Work to be completed
Pull every line containing "title" out of the listing below.
== Records provided ==
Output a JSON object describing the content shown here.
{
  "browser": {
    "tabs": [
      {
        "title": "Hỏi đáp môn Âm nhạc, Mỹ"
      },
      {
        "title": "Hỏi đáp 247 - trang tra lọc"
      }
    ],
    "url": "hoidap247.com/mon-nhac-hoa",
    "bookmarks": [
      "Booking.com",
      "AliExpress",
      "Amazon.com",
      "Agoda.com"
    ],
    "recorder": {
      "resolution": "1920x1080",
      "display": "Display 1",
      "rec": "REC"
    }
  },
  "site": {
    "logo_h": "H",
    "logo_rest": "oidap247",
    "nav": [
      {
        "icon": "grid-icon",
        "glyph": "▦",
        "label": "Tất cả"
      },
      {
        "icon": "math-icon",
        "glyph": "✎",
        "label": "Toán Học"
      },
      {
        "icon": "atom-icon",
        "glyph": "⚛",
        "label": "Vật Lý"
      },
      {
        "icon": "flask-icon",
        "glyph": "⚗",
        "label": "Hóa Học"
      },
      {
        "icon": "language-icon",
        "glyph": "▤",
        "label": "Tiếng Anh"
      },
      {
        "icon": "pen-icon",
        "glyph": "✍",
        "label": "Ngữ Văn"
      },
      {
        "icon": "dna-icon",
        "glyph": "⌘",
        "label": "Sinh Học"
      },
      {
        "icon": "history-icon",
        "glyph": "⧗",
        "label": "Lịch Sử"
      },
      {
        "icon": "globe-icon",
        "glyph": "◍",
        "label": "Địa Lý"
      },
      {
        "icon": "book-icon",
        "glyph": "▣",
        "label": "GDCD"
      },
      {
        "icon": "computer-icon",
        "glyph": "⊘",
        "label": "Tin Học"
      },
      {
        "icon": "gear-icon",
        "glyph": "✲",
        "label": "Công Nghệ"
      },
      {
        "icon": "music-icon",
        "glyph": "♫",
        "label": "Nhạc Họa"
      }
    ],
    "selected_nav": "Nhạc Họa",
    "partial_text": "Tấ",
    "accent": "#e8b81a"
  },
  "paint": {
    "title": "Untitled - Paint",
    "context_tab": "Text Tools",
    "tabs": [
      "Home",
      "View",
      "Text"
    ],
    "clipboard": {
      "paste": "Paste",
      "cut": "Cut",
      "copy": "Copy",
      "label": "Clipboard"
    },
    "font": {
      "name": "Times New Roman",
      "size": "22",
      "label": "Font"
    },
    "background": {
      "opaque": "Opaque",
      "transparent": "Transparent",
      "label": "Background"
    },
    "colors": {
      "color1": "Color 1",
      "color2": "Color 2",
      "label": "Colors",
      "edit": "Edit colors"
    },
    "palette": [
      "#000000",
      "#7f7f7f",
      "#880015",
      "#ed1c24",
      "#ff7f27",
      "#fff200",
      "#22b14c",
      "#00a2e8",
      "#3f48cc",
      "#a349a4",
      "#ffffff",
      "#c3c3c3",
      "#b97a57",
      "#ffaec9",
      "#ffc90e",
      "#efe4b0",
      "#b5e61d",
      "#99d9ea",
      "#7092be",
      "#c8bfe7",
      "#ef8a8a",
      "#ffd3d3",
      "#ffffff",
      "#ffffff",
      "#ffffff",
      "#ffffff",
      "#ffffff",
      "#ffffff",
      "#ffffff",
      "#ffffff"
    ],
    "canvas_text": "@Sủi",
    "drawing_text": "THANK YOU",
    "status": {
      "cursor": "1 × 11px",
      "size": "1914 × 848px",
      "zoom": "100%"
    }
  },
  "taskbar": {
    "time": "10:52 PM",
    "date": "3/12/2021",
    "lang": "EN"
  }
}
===
Result
        "title": "Hỏi đáp môn Âm nhạc, Mỹ"
        "title": "Hỏi đáp 247 - trang tra lọc"
    "title": "Untitled - Paint",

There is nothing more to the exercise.